▶ _Activity_:
Reproduce the records below exactly, with nothing altered.

Records from a data source:

++++++++

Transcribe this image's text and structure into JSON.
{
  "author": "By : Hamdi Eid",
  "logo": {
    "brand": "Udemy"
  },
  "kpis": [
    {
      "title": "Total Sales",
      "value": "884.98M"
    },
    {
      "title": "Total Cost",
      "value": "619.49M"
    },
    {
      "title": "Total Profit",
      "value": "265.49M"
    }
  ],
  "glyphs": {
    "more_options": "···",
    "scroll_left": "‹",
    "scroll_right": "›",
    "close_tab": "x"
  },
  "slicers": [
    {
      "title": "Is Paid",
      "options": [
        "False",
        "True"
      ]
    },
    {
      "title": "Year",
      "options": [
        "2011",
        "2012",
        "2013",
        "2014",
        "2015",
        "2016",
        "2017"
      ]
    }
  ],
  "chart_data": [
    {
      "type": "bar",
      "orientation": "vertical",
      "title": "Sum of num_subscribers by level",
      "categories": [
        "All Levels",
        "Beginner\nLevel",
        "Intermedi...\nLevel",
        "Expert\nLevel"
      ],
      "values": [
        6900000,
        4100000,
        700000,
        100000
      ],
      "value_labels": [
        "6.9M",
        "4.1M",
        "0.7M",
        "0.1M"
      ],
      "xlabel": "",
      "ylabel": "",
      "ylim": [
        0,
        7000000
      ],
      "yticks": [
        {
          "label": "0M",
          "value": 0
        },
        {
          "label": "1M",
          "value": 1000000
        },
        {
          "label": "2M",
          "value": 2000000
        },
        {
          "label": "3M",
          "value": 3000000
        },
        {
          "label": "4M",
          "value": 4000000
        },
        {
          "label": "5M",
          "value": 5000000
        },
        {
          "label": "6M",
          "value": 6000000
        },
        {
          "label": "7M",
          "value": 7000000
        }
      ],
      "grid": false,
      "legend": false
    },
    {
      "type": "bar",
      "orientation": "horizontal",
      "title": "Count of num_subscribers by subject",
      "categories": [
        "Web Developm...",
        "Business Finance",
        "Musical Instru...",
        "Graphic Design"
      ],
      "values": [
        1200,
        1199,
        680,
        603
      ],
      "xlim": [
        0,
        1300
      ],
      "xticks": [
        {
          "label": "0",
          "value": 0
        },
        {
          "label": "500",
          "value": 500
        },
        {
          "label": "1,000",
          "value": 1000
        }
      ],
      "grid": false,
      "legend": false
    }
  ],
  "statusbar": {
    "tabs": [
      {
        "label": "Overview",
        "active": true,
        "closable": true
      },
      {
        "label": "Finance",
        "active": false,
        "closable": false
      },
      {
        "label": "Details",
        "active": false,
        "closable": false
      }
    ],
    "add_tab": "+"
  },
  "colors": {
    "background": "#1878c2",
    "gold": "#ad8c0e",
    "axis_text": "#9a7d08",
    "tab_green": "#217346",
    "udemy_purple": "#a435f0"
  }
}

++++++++

▶ _Answer for the task_:
Transcribe this image's text and structure into JSON.
{
  "author": "By : Hamdi Eid",
  "logo": {
    "brand": "Udemy"
  },
  "kpis": [
    {
      "title": "Total Sales",
      "value": "884.98M"
    },
    {
      "title": "Total Cost",
      "value": "619.49M"
    },
    {
      "title": "Total Profit",
      "value": "265.49M"
    }
  ],
  "glyphs": {
    "more_options": "···",
    "scroll_left": "‹",
    "scroll_right": "›",
    "close_tab": "x"
  },
  "slicers": [
    {
      "title": "Is Paid",
      "options": [
        "False",
        "True"
      ]
    },
    {
      "title": "Year",
      "options": [
        "2011",
        "2012",
        "2013",
        "2014",
        "2015",
        "2016",
        "2017"
      ]
    }
  ],
  "chart_data": [
    {
      "type": "bar",
      "orientation": "vertical",
      "title": "Sum of num_subscribers by level",
      "categories": [
        "All Levels",
        "Beginner\nLevel",
        "Intermedi...\nLevel",
        "Expert\nLevel"
      ],
      "values": [
        6900000,
        4100000,
        700000,
        100000
      ],
      "value_labels": [
        "6.9M",
        "4.1M",
        "0.7M",
        "0.1M"
      ],
      "xlabel": "",
      "ylabel": "",
      "ylim": [
        0,
        7000000
      ],
      "yticks": [
        {
          "label": "0M",
          "value": 0
        },
        {
          "label": "1M",
          "value": 1000000
        },
        {
          "label": "2M",
          "value": 2000000
        },
        {
          "label": "3M",
          "value": 3000000
        },
        {
          "label": "4M",
          "value": 4000000
        },
        {
          "label": "5M",
          "value": 5000000
        },
        {
          "label": "6M",
          "value": 6000000
        },
        {
          "label": "7M",
          "value": 7000000
        }
      ],
      "grid": false,
      "legend": false
    },
    {
      "type": "bar",
      "orientation": "horizontal",
      "title": "Count of num_subscribers by subject",
      "categories": [
        "Web Developm...",
        "Business Finance",
        "Musical Instru...",
        "Graphic Design"
      ],
      "values": [
        1200,
        1199,
        680,
        603
      ],
      "xlim": [
        0,
        1300
      ],
      "xticks": [
        {
          "label": "0",
          "value": 0
        },
        {
          "label": "500",
          "value": 500
        },
        {
          "label": "1,000",
          "value": 1000
        }
      ],
      "grid": false,
      "legend": false
    }
  ],
  "statusbar": {
    "tabs": [
      {
        "label": "Overview",
        "active": true,
        "closable": true
      },
      {
        "label": "Finance",
        "active": false,
        "closable": false
      },
      {
        "label": "Details",
        "active": false,
        "closable": false
      }
    ],
    "add_tab": "+"
  },
  "colors": {
    "background": "#1878c2",
    "gold": "#ad8c0e",
    "axis_text": "#9a7d08",
    "tab_green": "#217346",
    "udemy_purple": "#a435f0"
  }
}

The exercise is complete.